Tesco CEO Philip Clarke has said he thinks the group’s plans to spend GBP1bn (US$1.55bn) overhauling its domestic business is enough to improve its performance.

The company, which has seen its share of the UK grocery market erode in recent months amid falling like-for-like sales, revealed further details this morning (18 April) of how it plans to revitalise its domestic business.

The announcements came as Tesco admitted profits from its UK arm had fallen in the 52 weeks to the end of February. It reported a 1% fall in profits to GBP2.5bn.

Speaking to media today, Clarke defended the retailer’s plans to improve its UK arm, initiatives that include investing in more staff for existing stores, and refreshing or refitting some 430 stores, is enough to improve sales performance in the UK.

“We think it is enough. We spent nine months working on the plan… we have already improved the performance of some of our stores,” Clarke said, adding that the GBP1bn investment will include, “GBP200m in a greater online capability, GBP200m in refreshing stores, GBP200m in staffing, and the balance goes into the other things. Brand and marketing as an investment, that range and quality requires a margin investment.”

Clarke, however, declined to provide any guidance on how the success of the plan will be measured.

“I appreciate the question but I’m not going to give any precise answers because we’ve laid out for our investors what they can expect … we’ve got to get on now with implementing the plan.”

Tesco issued a profit warning in January that saw the retailer’s shares plunge 15%. Its like-for-like UK sales have fallen for four consecutive quarters and the company’s share of the UK market has eroded.
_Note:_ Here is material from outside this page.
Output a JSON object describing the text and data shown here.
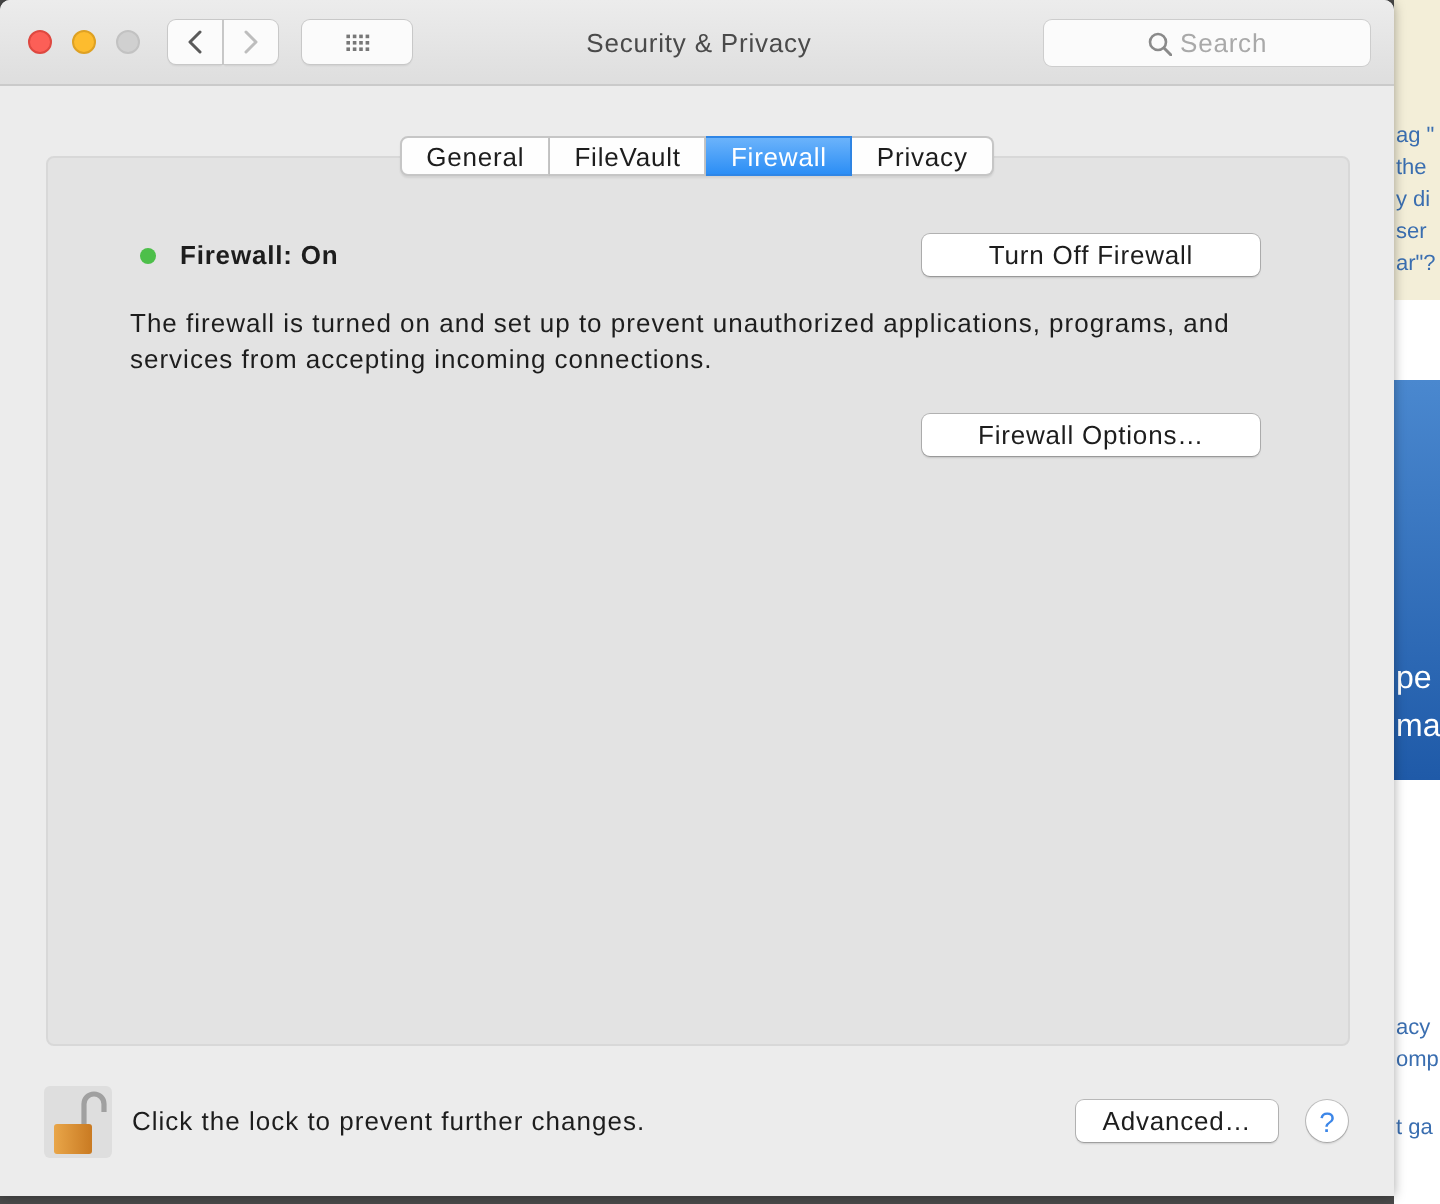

“Much has been written about January,” Clarke told journalists today. “The business is far from broken but it’s not as good as it could be and customers felt it, I felt it. Good enough is not good enough. Their expectations have moved on and we haven’t. And I believe that as an industry we have been running up the down escalator for too long. So we drew up a plan to build a better Tesco.

“We knew exactly what to do and how to do it,” he emphasised. “We’ve been implementing the plan, I’ve been impatient to get it done quickly. So after Christmas I decided to drive the pace and do three years in one.”

In March, however, Tesco saw the departure of Richard Brasher, the chief executive of its UK business, after an apparent clash with Clarke over the company’s domestic strategy.

Clarke, who has taken control of the retailer’s domestic business head of Brasher’s planned departure, told attendees that the situation was “not ideal”, but added: “You can only have one captain on the pitch”.

“This is a very important thing for Tesco. The interesting thing about the UK leadership team now is that they’ve all done at least one international assignment,” Clarke said. “I’m blessed with lots of talent below coming through and its inevitable that there are changes when there’s a change at the top and younger people are coming through and being given the chance to shine so it’s quite exciting.”

Tesco shares, which rose this morning after its initial announcement, were down 2.04% at 321.6p at 15:40 GMT.